President Reagan invited 45 members of the nation's corporate aristocracy to the White House yesterday for a bite of chicken chasseur and a fund-raising pep talk for the James S. Brady Presidential Foundation.

The nonpartisan group of men and women are the foundation's trustees and will spearhead fund-raising efforts. The foundation was established last November in honor of Brady, who was gravely injured when a bullet pierced his brain during the March 30, 1981, attempt on Reagan's life. Brady was not at yesterday's luncheon.

While some of the money will go to help Brady in his recovery, the foundation is designed to provide assistance to any individuals wounded or killed in assassination attempts on national figures.

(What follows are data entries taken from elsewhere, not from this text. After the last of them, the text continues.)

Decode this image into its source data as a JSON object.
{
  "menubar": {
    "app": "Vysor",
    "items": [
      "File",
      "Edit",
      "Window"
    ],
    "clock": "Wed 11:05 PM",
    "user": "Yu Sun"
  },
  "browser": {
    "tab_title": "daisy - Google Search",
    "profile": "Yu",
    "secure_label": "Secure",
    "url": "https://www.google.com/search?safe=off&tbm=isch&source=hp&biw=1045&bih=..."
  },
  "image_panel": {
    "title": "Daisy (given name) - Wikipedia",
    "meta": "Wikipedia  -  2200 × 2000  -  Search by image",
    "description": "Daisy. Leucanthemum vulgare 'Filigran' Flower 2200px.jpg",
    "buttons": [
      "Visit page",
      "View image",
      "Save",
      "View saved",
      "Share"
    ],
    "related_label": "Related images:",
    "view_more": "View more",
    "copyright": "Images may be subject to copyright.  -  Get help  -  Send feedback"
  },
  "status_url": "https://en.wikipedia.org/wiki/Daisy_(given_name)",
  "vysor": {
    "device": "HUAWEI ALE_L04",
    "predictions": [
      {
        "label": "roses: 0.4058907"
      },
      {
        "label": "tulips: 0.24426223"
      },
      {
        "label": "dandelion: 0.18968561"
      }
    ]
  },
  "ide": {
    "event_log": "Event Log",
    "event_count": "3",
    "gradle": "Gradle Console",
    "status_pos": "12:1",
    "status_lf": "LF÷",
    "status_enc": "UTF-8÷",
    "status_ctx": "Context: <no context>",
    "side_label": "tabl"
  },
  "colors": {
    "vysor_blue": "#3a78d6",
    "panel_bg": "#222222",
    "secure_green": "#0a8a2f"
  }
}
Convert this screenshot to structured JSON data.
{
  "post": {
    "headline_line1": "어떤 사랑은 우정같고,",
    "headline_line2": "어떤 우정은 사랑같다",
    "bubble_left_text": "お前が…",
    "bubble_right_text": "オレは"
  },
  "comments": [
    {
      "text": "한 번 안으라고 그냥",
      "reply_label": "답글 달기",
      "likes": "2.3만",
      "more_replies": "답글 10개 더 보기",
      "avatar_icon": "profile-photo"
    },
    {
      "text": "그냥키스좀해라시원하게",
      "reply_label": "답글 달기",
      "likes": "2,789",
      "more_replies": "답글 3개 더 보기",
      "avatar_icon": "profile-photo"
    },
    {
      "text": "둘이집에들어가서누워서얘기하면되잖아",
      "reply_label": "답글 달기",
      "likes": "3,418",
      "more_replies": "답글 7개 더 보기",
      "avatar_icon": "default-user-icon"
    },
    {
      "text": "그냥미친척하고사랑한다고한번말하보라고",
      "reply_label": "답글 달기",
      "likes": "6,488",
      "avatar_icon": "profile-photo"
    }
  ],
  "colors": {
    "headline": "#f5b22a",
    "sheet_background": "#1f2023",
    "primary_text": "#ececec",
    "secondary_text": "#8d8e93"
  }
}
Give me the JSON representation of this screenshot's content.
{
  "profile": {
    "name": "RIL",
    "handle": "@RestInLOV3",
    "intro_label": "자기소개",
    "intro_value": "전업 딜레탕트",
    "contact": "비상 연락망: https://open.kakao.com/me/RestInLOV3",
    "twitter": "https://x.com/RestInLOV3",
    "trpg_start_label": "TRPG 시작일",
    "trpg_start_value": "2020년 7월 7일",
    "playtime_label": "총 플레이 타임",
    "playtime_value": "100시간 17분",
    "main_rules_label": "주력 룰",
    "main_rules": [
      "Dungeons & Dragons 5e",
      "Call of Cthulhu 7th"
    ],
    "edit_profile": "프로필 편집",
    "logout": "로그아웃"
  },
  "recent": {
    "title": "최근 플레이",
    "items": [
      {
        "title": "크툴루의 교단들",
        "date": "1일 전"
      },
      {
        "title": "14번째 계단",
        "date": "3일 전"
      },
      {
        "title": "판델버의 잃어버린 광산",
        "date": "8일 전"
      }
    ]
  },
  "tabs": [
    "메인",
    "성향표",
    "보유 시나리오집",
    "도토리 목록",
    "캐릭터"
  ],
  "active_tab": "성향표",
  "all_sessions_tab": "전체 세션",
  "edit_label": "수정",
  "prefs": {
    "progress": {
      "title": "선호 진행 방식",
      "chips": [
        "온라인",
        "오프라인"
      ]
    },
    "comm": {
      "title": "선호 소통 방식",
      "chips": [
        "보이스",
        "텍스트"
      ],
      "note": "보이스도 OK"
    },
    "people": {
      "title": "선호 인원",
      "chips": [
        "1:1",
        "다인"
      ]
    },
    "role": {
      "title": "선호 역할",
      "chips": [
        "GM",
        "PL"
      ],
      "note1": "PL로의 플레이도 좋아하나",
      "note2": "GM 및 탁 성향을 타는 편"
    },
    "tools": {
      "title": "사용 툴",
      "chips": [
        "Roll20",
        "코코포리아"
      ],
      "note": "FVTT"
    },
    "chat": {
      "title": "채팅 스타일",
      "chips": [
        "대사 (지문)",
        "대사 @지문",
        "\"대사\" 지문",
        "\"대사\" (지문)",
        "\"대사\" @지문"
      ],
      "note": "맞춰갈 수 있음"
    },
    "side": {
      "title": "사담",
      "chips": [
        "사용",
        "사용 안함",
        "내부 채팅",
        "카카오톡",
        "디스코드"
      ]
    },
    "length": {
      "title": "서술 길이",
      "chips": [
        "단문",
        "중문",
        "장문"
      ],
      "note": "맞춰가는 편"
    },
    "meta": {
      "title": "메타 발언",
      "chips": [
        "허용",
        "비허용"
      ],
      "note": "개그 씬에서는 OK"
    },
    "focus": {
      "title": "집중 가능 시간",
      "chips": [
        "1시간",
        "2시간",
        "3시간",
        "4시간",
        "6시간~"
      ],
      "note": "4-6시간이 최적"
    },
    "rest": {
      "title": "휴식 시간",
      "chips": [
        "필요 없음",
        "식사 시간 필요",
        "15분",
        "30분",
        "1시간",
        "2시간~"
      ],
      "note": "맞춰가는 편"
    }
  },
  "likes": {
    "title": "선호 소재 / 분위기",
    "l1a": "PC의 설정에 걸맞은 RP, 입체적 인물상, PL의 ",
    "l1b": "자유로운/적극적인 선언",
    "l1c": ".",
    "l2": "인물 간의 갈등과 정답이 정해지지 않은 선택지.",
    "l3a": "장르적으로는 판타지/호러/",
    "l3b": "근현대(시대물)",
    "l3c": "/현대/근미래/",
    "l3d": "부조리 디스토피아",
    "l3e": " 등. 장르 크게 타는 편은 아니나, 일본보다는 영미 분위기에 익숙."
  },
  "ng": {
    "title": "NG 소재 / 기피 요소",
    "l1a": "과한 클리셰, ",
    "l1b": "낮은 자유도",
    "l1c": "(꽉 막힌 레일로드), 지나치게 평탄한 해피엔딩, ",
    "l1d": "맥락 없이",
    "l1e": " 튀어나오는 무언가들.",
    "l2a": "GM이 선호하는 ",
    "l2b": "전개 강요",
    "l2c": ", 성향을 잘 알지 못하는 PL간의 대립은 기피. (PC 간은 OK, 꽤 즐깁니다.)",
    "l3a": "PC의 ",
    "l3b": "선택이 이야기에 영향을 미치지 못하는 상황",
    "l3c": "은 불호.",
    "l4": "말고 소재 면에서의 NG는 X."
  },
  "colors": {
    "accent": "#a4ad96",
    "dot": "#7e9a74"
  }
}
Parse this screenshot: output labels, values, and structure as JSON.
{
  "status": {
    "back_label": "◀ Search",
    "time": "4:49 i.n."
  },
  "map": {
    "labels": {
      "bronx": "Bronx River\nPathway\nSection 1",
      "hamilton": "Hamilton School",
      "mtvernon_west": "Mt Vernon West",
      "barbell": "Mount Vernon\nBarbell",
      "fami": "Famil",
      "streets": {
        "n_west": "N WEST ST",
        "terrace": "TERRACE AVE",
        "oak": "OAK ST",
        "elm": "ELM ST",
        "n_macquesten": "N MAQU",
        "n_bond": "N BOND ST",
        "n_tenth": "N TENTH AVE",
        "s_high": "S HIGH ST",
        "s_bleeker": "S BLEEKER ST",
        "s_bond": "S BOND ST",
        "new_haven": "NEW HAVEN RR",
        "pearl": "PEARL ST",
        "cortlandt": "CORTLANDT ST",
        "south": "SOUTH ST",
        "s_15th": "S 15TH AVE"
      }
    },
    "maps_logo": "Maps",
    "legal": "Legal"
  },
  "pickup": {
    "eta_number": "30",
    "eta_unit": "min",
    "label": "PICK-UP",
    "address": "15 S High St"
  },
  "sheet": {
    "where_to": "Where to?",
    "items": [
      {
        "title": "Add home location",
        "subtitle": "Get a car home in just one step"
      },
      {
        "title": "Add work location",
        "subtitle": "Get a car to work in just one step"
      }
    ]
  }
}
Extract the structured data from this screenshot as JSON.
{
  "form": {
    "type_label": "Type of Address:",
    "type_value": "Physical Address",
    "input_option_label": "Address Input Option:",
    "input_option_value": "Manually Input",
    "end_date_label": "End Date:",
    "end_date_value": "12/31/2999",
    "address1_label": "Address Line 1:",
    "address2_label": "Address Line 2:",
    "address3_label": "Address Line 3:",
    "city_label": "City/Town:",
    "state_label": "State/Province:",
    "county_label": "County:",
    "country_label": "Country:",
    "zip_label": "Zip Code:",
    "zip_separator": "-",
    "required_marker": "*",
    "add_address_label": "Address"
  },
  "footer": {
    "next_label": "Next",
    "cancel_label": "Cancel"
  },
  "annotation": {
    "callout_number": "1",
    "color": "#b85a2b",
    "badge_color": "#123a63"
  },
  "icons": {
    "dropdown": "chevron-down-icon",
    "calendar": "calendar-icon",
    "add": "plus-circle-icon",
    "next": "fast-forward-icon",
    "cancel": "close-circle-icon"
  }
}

"Now these good things don't just happen," the president told his luncheon guests. "They depend on the active support of fine people like yourselves, who have worked hard, and on the leadership of the foundation's board of directors."

The president also announced that First Lady Nancy Reagan will serve as honorary chairman of the foundation.

Among those seated around the bright orange-covered tables were Robert Anderson, chairman, Atlantic Richfield Co.; Frank Borman, chairman, Eastern Airlines; Katharine Graham, chairman, The Washington Post Co.; Ronald Lauder, executive vice president, Estee Lauder Inc., Donald Rumsfeld, president, G.D. Searle & Co.; and Bob Strauss, senior partner of Akin, Gump, Strauss, Hauer & Feld.

But the most heartwarming dollars of the day were not contributed by corporate America. The president announced the receipt of $37 from 9-year-old John Terrell of Alexandria. His mother wrote:

"On Sunday April 18, 1982, young John Terrell enjoyed selling lemonade and fruit punch to the many thirsty bicyclers on the bike trail. His goal was to help Mr. Brady financially. His efforts collected the enclosed $37 and he did this by 10 cents a cup plus a few tips.

"Please accept John's love gift for Jim Brady." The president did.